### Activity:
Without including any images, repeat the data exactly.

(Element data from apps and pages)
*** Begin section ***

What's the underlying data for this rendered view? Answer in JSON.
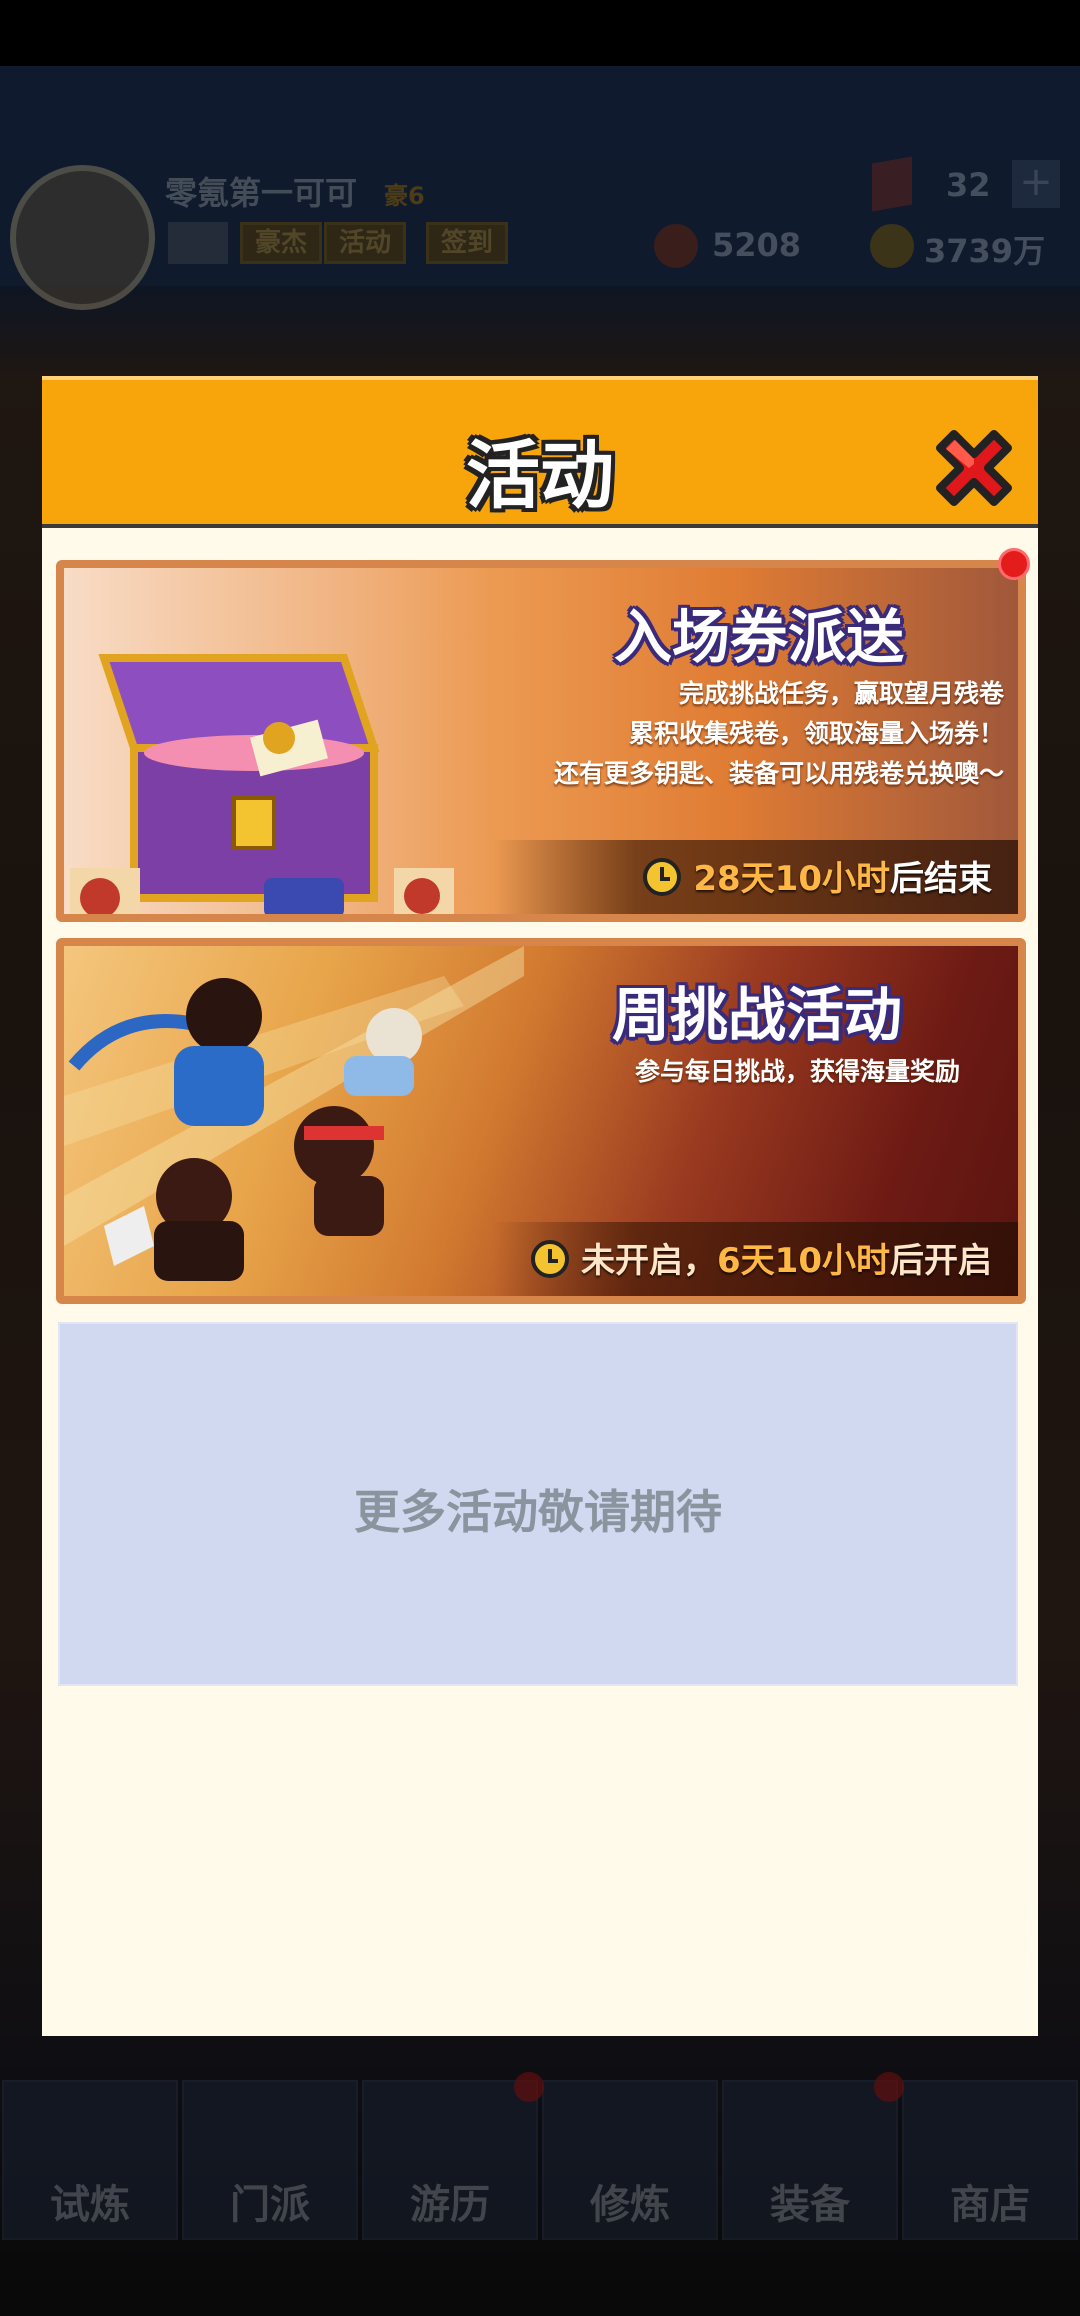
{
  "header": {
    "player_name": "零氪第一可可",
    "vip": "豪6",
    "pills": [
      "豪杰",
      "活动",
      "签到"
    ],
    "gems": "32",
    "medals": "5208",
    "gold": "3739万"
  },
  "modal": {
    "title": "活动",
    "banners": [
      {
        "title": "入场券派送",
        "desc": [
          "完成挑战任务，赢取望月残卷",
          "累积收集残卷，领取海量入场券！",
          "还有更多钥匙、装备可以用残卷兑换噢～"
        ],
        "timer_highlight": "28天10小时",
        "timer_suffix": "后结束",
        "has_notification": true
      },
      {
        "title": "周挑战活动",
        "desc": [
          "参与每日挑战，获得海量奖励"
        ],
        "timer_prefix": "未开启，",
        "timer_highlight": "6天10小时",
        "timer_suffix": "后开启",
        "has_notification": false
      }
    ],
    "placeholder": "更多活动敬请期待"
  },
  "nav": {
    "items": [
      "试炼",
      "门派",
      "游历",
      "修炼",
      "装备",
      "商店"
    ]
  },
  "colors": {
    "modal_header": "#f8a50b",
    "modal_bg": "#fffaea",
    "placeholder_bg": "#d1d9f1",
    "timer_highlight": "#ffb845",
    "notification": "#e51c1c"
  }
}
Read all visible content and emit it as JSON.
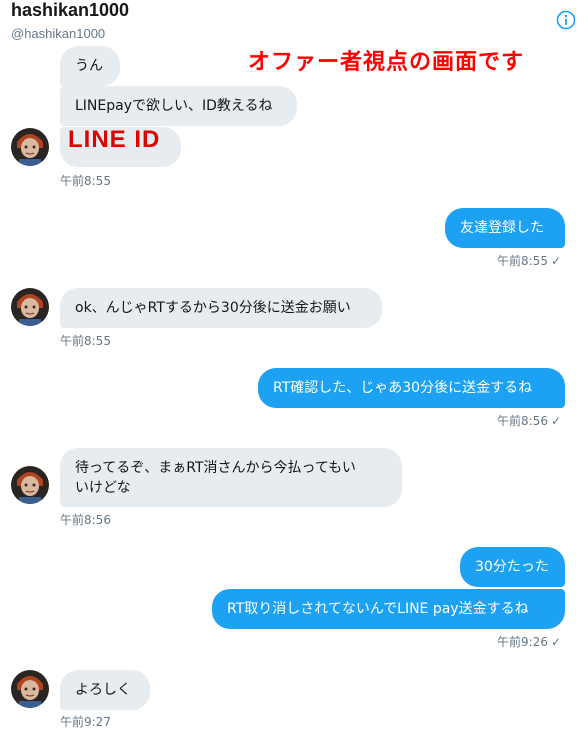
{
  "header": {
    "title": "hashikan1000",
    "handle": "@hashikan1000",
    "overlay_note": "オファー者視点の画面です"
  },
  "messages": {
    "m1": "うん",
    "m2": "LINEpayで欲しい、ID教えるね",
    "m3": "LINE ID",
    "t1": "午前8:55",
    "m4": "友達登録した",
    "t2": "午前8:55",
    "m5": "ok、んじゃRTするから30分後に送金お願い",
    "t3": "午前8:55",
    "m6": "RT確認した、じゃあ30分後に送金するね",
    "t4": "午前8:56",
    "m7a": "待ってるぞ、まぁRT消さんから今払ってもい",
    "m7b": "いけどな",
    "t5": "午前8:56",
    "m8": "30分たった",
    "m9": "RT取り消しされてないんでLINE pay送金するね",
    "t6": "午前9:26",
    "m10": "よろしく",
    "t7": "午前9:27"
  },
  "icons": {
    "info": "info-icon",
    "read": "checkmark-icon",
    "avatar": "avatar-doll"
  },
  "colors": {
    "incoming_bubble": "#e6ecf0",
    "outgoing_bubble": "#1da1f2",
    "overlay_red": "#ff0000",
    "meta_gray": "#657786"
  }
}
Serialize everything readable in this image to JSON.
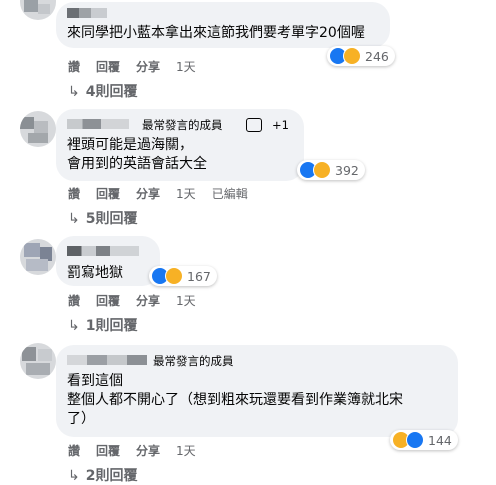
{
  "colors": {
    "bubble": "#f0f2f5",
    "like": "#1877f2",
    "haha": "#f7b125",
    "meta": "#65676b"
  },
  "comments": [
    {
      "text_lines": [
        "來同學把小藍本拿出來這節我們要考單字20個喔"
      ],
      "reaction_count": "246",
      "reaction_icons": [
        "like-icon",
        "haha-icon"
      ],
      "actions": [
        "讚",
        "回覆",
        "分享",
        "1天"
      ],
      "replies": "4則回覆"
    },
    {
      "badge": "最常發言的成員",
      "badge_extra": "+1",
      "text_lines": [
        "裡頭可能是過海關，",
        "會用到的英語會話大全"
      ],
      "reaction_count": "392",
      "reaction_icons": [
        "like-icon",
        "haha-icon"
      ],
      "actions": [
        "讚",
        "回覆",
        "分享",
        "1天",
        "已編輯"
      ],
      "replies": "5則回覆"
    },
    {
      "text_lines": [
        "罰寫地獄"
      ],
      "reaction_count": "167",
      "reaction_icons": [
        "like-icon",
        "haha-icon"
      ],
      "actions": [
        "讚",
        "回覆",
        "分享",
        "1天"
      ],
      "replies": "1則回覆"
    },
    {
      "badge": "最常發言的成員",
      "text_lines": [
        "看到這個",
        "整個人都不開心了（想到粗來玩還要看到作業簿就北宋",
        "了）"
      ],
      "reaction_count": "144",
      "reaction_icons": [
        "haha-icon",
        "like-icon"
      ],
      "actions": [
        "讚",
        "回覆",
        "分享",
        "1天"
      ],
      "replies": "2則回覆"
    }
  ]
}
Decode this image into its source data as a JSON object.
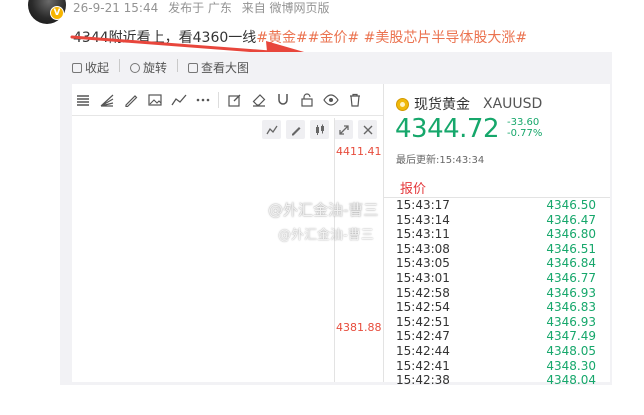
{
  "post": {
    "meta": {
      "time": "26-9-21 15:44",
      "published": "发布于 广东",
      "source": "来自 微博网页版"
    },
    "text": "4344附近看上，看4360一线",
    "tags": [
      "#黄金#",
      "#金价#",
      "#美股芯片半导体股大涨#"
    ]
  },
  "actions": {
    "collect": "收起",
    "rotate": "旋转",
    "view_large": "查看大图"
  },
  "chart": {
    "price_top": "4411.41",
    "price_mid": "4381.88"
  },
  "quote": {
    "name": "现货黄金",
    "symbol": "XAUUSD",
    "price": "4344.72",
    "change": "-33.60",
    "change_pct": "-0.77%",
    "updated": "最后更新:15:43:34",
    "tab": "报价",
    "ticks": [
      {
        "time": "15:43:17",
        "value": "4346.50"
      },
      {
        "time": "15:43:14",
        "value": "4346.47"
      },
      {
        "time": "15:43:11",
        "value": "4346.80"
      },
      {
        "time": "15:43:08",
        "value": "4346.51"
      },
      {
        "time": "15:43:05",
        "value": "4346.84"
      },
      {
        "time": "15:43:01",
        "value": "4346.77"
      },
      {
        "time": "15:42:58",
        "value": "4346.93"
      },
      {
        "time": "15:42:54",
        "value": "4346.83"
      },
      {
        "time": "15:42:51",
        "value": "4346.93"
      },
      {
        "time": "15:42:47",
        "value": "4347.49"
      },
      {
        "time": "15:42:44",
        "value": "4348.05"
      },
      {
        "time": "15:42:41",
        "value": "4348.30"
      },
      {
        "time": "15:42:38",
        "value": "4348.04"
      }
    ]
  },
  "watermark": {
    "line1": "@外汇金油-曹三",
    "line2": "@外汇金油-曹三"
  },
  "colors": {
    "accent_green": "#16a76b",
    "tag_orange": "#eb7350",
    "price_red": "#e74c3c",
    "arrow_red": "#e8463c"
  }
}
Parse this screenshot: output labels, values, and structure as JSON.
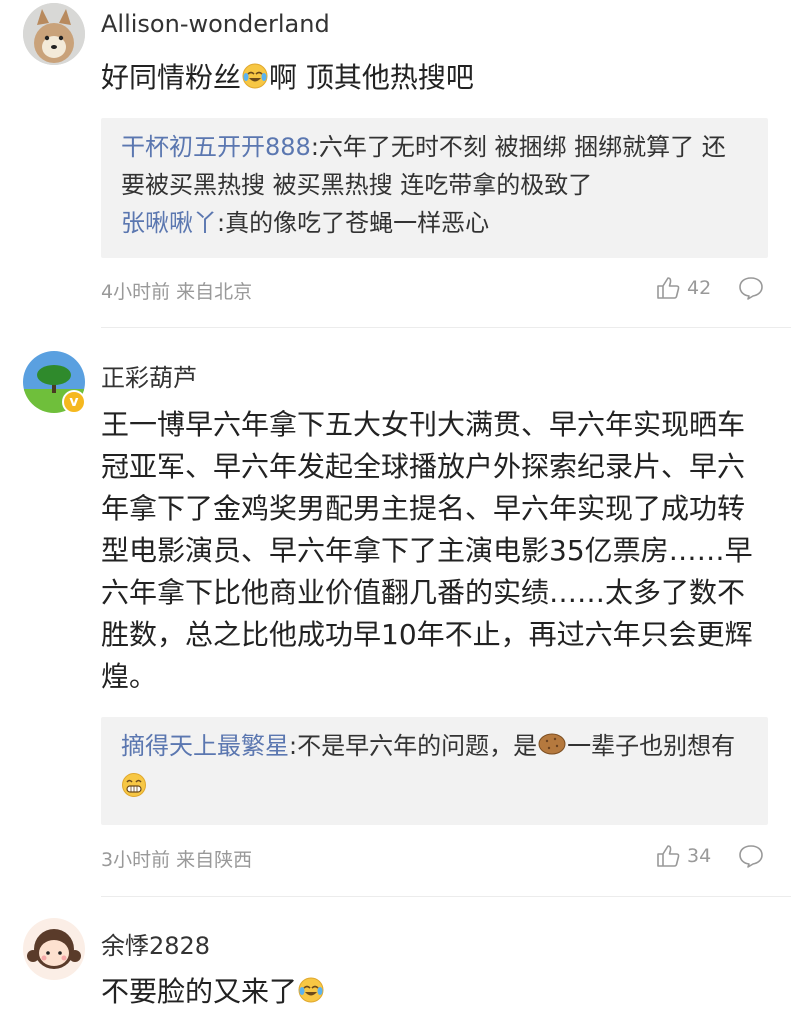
{
  "comments": [
    {
      "username": "Allison-wonderland",
      "content": "好同情粉丝",
      "content_suffix": "啊 顶其他热搜吧",
      "content_emoji": "laughing-crying-emoji",
      "replies": [
        {
          "user": "干杯初五开开888",
          "text": ":六年了无时不刻 被捆绑 捆绑就算了 还要被买黑热搜 被买黑热搜 连吃带拿的极致了"
        },
        {
          "user": "张啾啾丫",
          "text": ":真的像吃了苍蝇一样恶心"
        }
      ],
      "meta": "4小时前 来自北京",
      "likes": "42"
    },
    {
      "username": "正彩葫芦",
      "verified_badge": "v",
      "content": "王一博早六年拿下五大女刊大满贯、早六年实现晒车冠亚军、早六年发起全球播放户外探索纪录片、早六年拿下了金鸡奖男配男主提名、早六年实现了成功转型电影演员、早六年拿下了主演电影35亿票房……早六年拿下比他商业价值翻几番的实绩……太多了数不胜数，总之比他成功早10年不止，再过六年只会更辉煌。",
      "replies": [
        {
          "user": "摘得天上最繁星",
          "text": ":不是早六年的问题，是",
          "text_emoji": "potato-emoji",
          "text_after": "一辈子也别想有",
          "end_emoji": "grinning-emoji"
        }
      ],
      "meta": "3小时前 来自陕西",
      "likes": "34"
    },
    {
      "username": "余悸2828",
      "content": "不要脸的又来了",
      "content_emoji": "laughing-crying-emoji"
    }
  ],
  "colors": {
    "reply_user": "#5b77b0",
    "meta_text": "#999999",
    "reply_bg": "#f2f2f2",
    "verified": "#f5b81f"
  }
}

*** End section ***

### Finished task:
What's the underlying data for this rendered view? Answer in JSON.
{
  "header": {
    "player_name": "零氪第一可可",
    "vip": "豪6",
    "pills": [
      "豪杰",
      "活动",
      "签到"
    ],
    "gems": "32",
    "medals": "5208",
    "gold": "3739万"
  },
  "modal": {
    "title": "活动",
    "banners": [
      {
        "title": "入场券派送",
        "desc": [
          "完成挑战任务，赢取望月残卷",
          "累积收集残卷，领取海量入场券！",
          "还有更多钥匙、装备可以用残卷兑换噢～"
        ],
        "timer_highlight": "28天10小时",
        "timer_suffix": "后结束",
        "has_notification": true
      },
      {
        "title": "周挑战活动",
        "desc": [
          "参与每日挑战，获得海量奖励"
        ],
        "timer_prefix": "未开启，",
        "timer_highlight": "6天10小时",
        "timer_suffix": "后开启",
        "has_notification": false
      }
    ],
    "placeholder": "更多活动敬请期待"
  },
  "nav": {
    "items": [
      "试炼",
      "门派",
      "游历",
      "修炼",
      "装备",
      "商店"
    ]
  },
  "colors": {
    "modal_header": "#f8a50b",
    "modal_bg": "#fffaea",
    "placeholder_bg": "#d1d9f1",
    "timer_highlight": "#ffb845",
    "notification": "#e51c1c"
  }
}
Read all visible content and emit it as JSON.
{
  "header": {
    "title": "hashikan1000",
    "handle": "@hashikan1000",
    "overlay_note": "オファー者視点の画面です"
  },
  "messages": {
    "m1": "うん",
    "m2": "LINEpayで欲しい、ID教えるね",
    "m3": "LINE ID",
    "t1": "午前8:55",
    "m4": "友達登録した",
    "t2": "午前8:55",
    "m5": "ok、んじゃRTするから30分後に送金お願い",
    "t3": "午前8:55",
    "m6": "RT確認した、じゃあ30分後に送金するね",
    "t4": "午前8:56",
    "m7a": "待ってるぞ、まぁRT消さんから今払ってもい",
    "m7b": "いけどな",
    "t5": "午前8:56",
    "m8": "30分たった",
    "m9": "RT取り消しされてないんでLINE pay送金するね",
    "t6": "午前9:26",
    "m10": "よろしく",
    "t7": "午前9:27"
  },
  "icons": {
    "info": "info-icon",
    "read": "checkmark-icon",
    "avatar": "avatar-doll"
  },
  "colors": {
    "incoming_bubble": "#e6ecf0",
    "outgoing_bubble": "#1da1f2",
    "overlay_red": "#ff0000",
    "meta_gray": "#657786"
  }
}
Serialize everything readable in this image to JSON.
{
  "colors": {
    "bubble": "#f0f2f5",
    "like": "#1877f2",
    "haha": "#f7b125",
    "meta": "#65676b"
  },
  "comments": [
    {
      "text_lines": [
        "來同學把小藍本拿出來這節我們要考單字20個喔"
      ],
      "reaction_count": "246",
      "reaction_icons": [
        "like-icon",
        "haha-icon"
      ],
      "actions": [
        "讚",
        "回覆",
        "分享",
        "1天"
      ],
      "replies": "4則回覆"
    },
    {
      "badge": "最常發言的成員",
      "badge_extra": "+1",
      "text_lines": [
        "裡頭可能是過海關，",
        "會用到的英語會話大全"
      ],
      "reaction_count": "392",
      "reaction_icons": [
        "like-icon",
        "haha-icon"
      ],
      "actions": [
        "讚",
        "回覆",
        "分享",
        "1天",
        "已編輯"
      ],
      "replies": "5則回覆"
    },
    {
      "text_lines": [
        "罰寫地獄"
      ],
      "reaction_count": "167",
      "reaction_icons": [
        "like-icon",
        "haha-icon"
      ],
      "actions": [
        "讚",
        "回覆",
        "分享",
        "1天"
      ],
      "replies": "1則回覆"
    },
    {
      "badge": "最常發言的成員",
      "text_lines": [
        "看到這個",
        "整個人都不開心了（想到粗來玩還要看到作業簿就北宋",
        "了）"
      ],
      "reaction_count": "144",
      "reaction_icons": [
        "haha-icon",
        "like-icon"
      ],
      "actions": [
        "讚",
        "回覆",
        "分享",
        "1天"
      ],
      "replies": "2則回覆"
    }
  ]
}
Decode this image into its source data as a JSON object.
{
  "post": {
    "meta": {
      "time": "26-9-21 15:44",
      "published": "发布于 广东",
      "source": "来自 微博网页版"
    },
    "text": "4344附近看上，看4360一线",
    "tags": [
      "#黄金#",
      "#金价#",
      "#美股芯片半导体股大涨#"
    ]
  },
  "actions": {
    "collect": "收起",
    "rotate": "旋转",
    "view_large": "查看大图"
  },
  "chart": {
    "price_top": "4411.41",
    "price_mid": "4381.88"
  },
  "quote": {
    "name": "现货黄金",
    "symbol": "XAUUSD",
    "price": "4344.72",
    "change": "-33.60",
    "change_pct": "-0.77%",
    "updated": "最后更新:15:43:34",
    "tab": "报价",
    "ticks": [
      {
        "time": "15:43:17",
        "value": "4346.50"
      },
      {
        "time": "15:43:14",
        "value": "4346.47"
      },
      {
        "time": "15:43:11",
        "value": "4346.80"
      },
      {
        "time": "15:43:08",
        "value": "4346.51"
      },
      {
        "time": "15:43:05",
        "value": "4346.84"
      },
      {
        "time": "15:43:01",
        "value": "4346.77"
      },
      {
        "time": "15:42:58",
        "value": "4346.93"
      },
      {
        "time": "15:42:54",
        "value": "4346.83"
      },
      {
        "time": "15:42:51",
        "value": "4346.93"
      },
      {
        "time": "15:42:47",
        "value": "4347.49"
      },
      {
        "time": "15:42:44",
        "value": "4348.05"
      },
      {
        "time": "15:42:41",
        "value": "4348.30"
      },
      {
        "time": "15:42:38",
        "value": "4348.04"
      }
    ]
  },
  "watermark": {
    "line1": "@外汇金油-曹三",
    "line2": "@外汇金油-曹三"
  },
  "colors": {
    "accent_green": "#16a76b",
    "tag_orange": "#eb7350",
    "price_red": "#e74c3c",
    "arrow_red": "#e8463c"
  }
}
Parse this screenshot: output labels, values, and structure as JSON.
{
  "comments": [
    {
      "username": "Allison-wonderland",
      "content": "好同情粉丝",
      "content_suffix": "啊 顶其他热搜吧",
      "content_emoji": "laughing-crying-emoji",
      "replies": [
        {
          "user": "干杯初五开开888",
          "text": ":六年了无时不刻 被捆绑 捆绑就算了 还要被买黑热搜 被买黑热搜 连吃带拿的极致了"
        },
        {
          "user": "张啾啾丫",
          "text": ":真的像吃了苍蝇一样恶心"
        }
      ],
      "meta": "4小时前 来自北京",
      "likes": "42"
    },
    {
      "username": "正彩葫芦",
      "verified_badge": "v",
      "content": "王一博早六年拿下五大女刊大满贯、早六年实现晒车冠亚军、早六年发起全球播放户外探索纪录片、早六年拿下了金鸡奖男配男主提名、早六年实现了成功转型电影演员、早六年拿下了主演电影35亿票房……早六年拿下比他商业价值翻几番的实绩……太多了数不胜数，总之比他成功早10年不止，再过六年只会更辉煌。",
      "replies": [
        {
          "user": "摘得天上最繁星",
          "text": ":不是早六年的问题，是",
          "text_emoji": "potato-emoji",
          "text_after": "一辈子也别想有",
          "end_emoji": "grinning-emoji"
        }
      ],
      "meta": "3小时前 来自陕西",
      "likes": "34"
    },
    {
      "username": "余悸2828",
      "content": "不要脸的又来了",
      "content_emoji": "laughing-crying-emoji"
    }
  ],
  "colors": {
    "reply_user": "#5b77b0",
    "meta_text": "#999999",
    "reply_bg": "#f2f2f2",
    "verified": "#f5b81f"
  }
}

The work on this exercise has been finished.